Inflation Harms School District Recruitment Efforts – WISH-TV | Indianapolis News | Indiana Weather forecast

INDIANAPOLIS (WISH) — Soaring inflation rates are affecting all industries, but one of the hardest hit groups is public sector teachers.

Michael Hicks, an economist at Ball State University, said: “The challenge facing schools is that their budget for this year was set about 18 to 20 months ago when inflation expectations were very low. , an increase of about 2%. What we actually saw was an increase of about 10% over last year.

Indiana uses a semi-annual budget system, which means the current budget was set in early 2021 before inflation spiked. This budget will last until June 30, 2023. The next biennial state budget will be determined when the legislature resumes in January.
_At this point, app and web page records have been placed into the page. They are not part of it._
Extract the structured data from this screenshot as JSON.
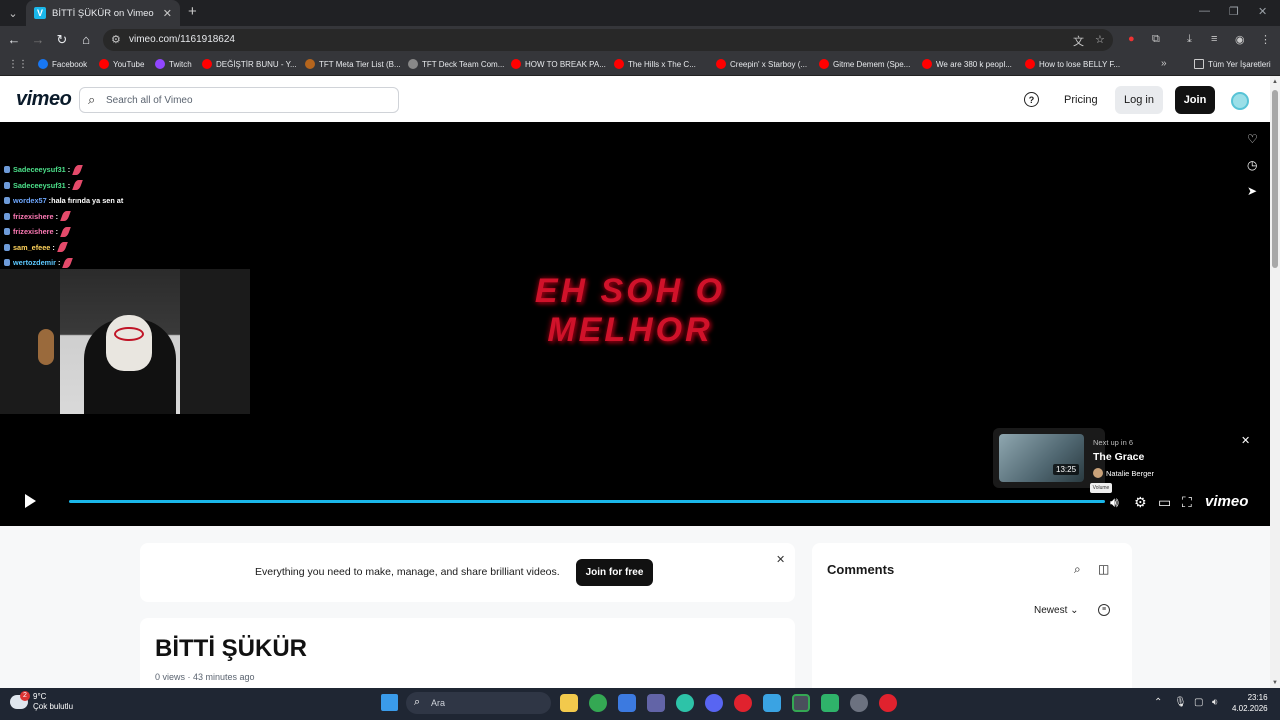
{
  "browser": {
    "tab_title": "BİTTİ ŞÜKÜR on Vimeo",
    "url": "vimeo.com/1161918624",
    "bookmarks": [
      {
        "label": "Facebook",
        "color": "#1877f2"
      },
      {
        "label": "YouTube",
        "color": "#ff0000"
      },
      {
        "label": "Twitch",
        "color": "#9146ff"
      },
      {
        "label": "DEĞİŞTİR BUNU - Y...",
        "color": "#ff0000"
      },
      {
        "label": "TFT Meta Tier List (B...",
        "color": "#b5651d"
      },
      {
        "label": "TFT Deck Team Com...",
        "color": "#888888"
      },
      {
        "label": "HOW TO BREAK PA...",
        "color": "#ff0000"
      },
      {
        "label": "The Hills x The C...",
        "color": "#ff0000"
      },
      {
        "label": "Creepin' x Starboy (...",
        "color": "#ff0000"
      },
      {
        "label": "Gitme Demem (Spe...",
        "color": "#ff0000"
      },
      {
        "label": "We are 380 k peopl...",
        "color": "#ff0000"
      },
      {
        "label": "How to lose BELLY F...",
        "color": "#ff0000"
      }
    ],
    "all_bookmarks": "Tüm Yer İşaretleri"
  },
  "header": {
    "logo": "vimeo",
    "search_placeholder": "Search all of Vimeo",
    "pricing": "Pricing",
    "login": "Log in",
    "join": "Join"
  },
  "player": {
    "overlay_title": "EH SOH O MELHOR",
    "chat": [
      {
        "user": "Sadeceeysuf31",
        "msg": "",
        "color": "#4ce08a"
      },
      {
        "user": "Sadeceeysuf31",
        "msg": "",
        "color": "#4ce08a"
      },
      {
        "user": "wordex57",
        "msg": "hala fırında ya sen at",
        "color": "#6fa8ff"
      },
      {
        "user": "frizexishere",
        "msg": "",
        "color": "#ff7ab6"
      },
      {
        "user": "frizexishere",
        "msg": "",
        "color": "#ff7ab6"
      },
      {
        "user": "sam_efeee",
        "msg": "",
        "color": "#ffd35c"
      },
      {
        "user": "wertozdemir",
        "msg": "",
        "color": "#5cc8ff"
      }
    ],
    "up_next": {
      "label": "Next up in 6",
      "title": "The Grace",
      "author": "Natalie Berger",
      "duration": "13:25"
    },
    "volume_tooltip": "Volume",
    "progress": 1.0
  },
  "promo": {
    "text": "Everything you need to make, manage, and share brilliant videos.",
    "button": "Join for free"
  },
  "video": {
    "title": "BİTTİ ŞÜKÜR",
    "meta": "0 views · 43 minutes ago"
  },
  "comments": {
    "heading": "Comments",
    "sort": "Newest"
  },
  "taskbar": {
    "temp": "9°C",
    "weather": "Çok bulutlu",
    "weather_badge": "2",
    "search": "Ara",
    "time": "23:16",
    "date": "4.02.2026"
  }
}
It will be in effect from July 1, 2023 to June 30, 2025.

Most districts in the state have teaching and other staff positions open, and, Hicks said, it’s hard to fill jobs when private-sector salaries mostly keep pace with inflation.

“Prospective teachers face the challenge of accepting a significantly lower salary than they received last year or going into the private sector. This is going to make it very difficult for school boards.

Hicks said that before this increase in inflation, teachers were already earning about 16% less than those in the private sector. Add almost 10% inflation to their cost of living and they are looking to earn 25-30% less.

“Early childhood education can go to the private sector. Primary education can go to private education. There is such a demand for college graduates right now in all fields that any college degree will lead you to some kind of training, management or sales position,” he said.

Hicks says good schools are essential for the economy.

“It’s really the challenge of funding schools to get enough money to keep the kinds of teachers you need to produce good graduates who are ready to go on to post-secondary education and contribute to the economy.

Indiana’s next biennial budget will be decided before lawmakers know what inflation might bring.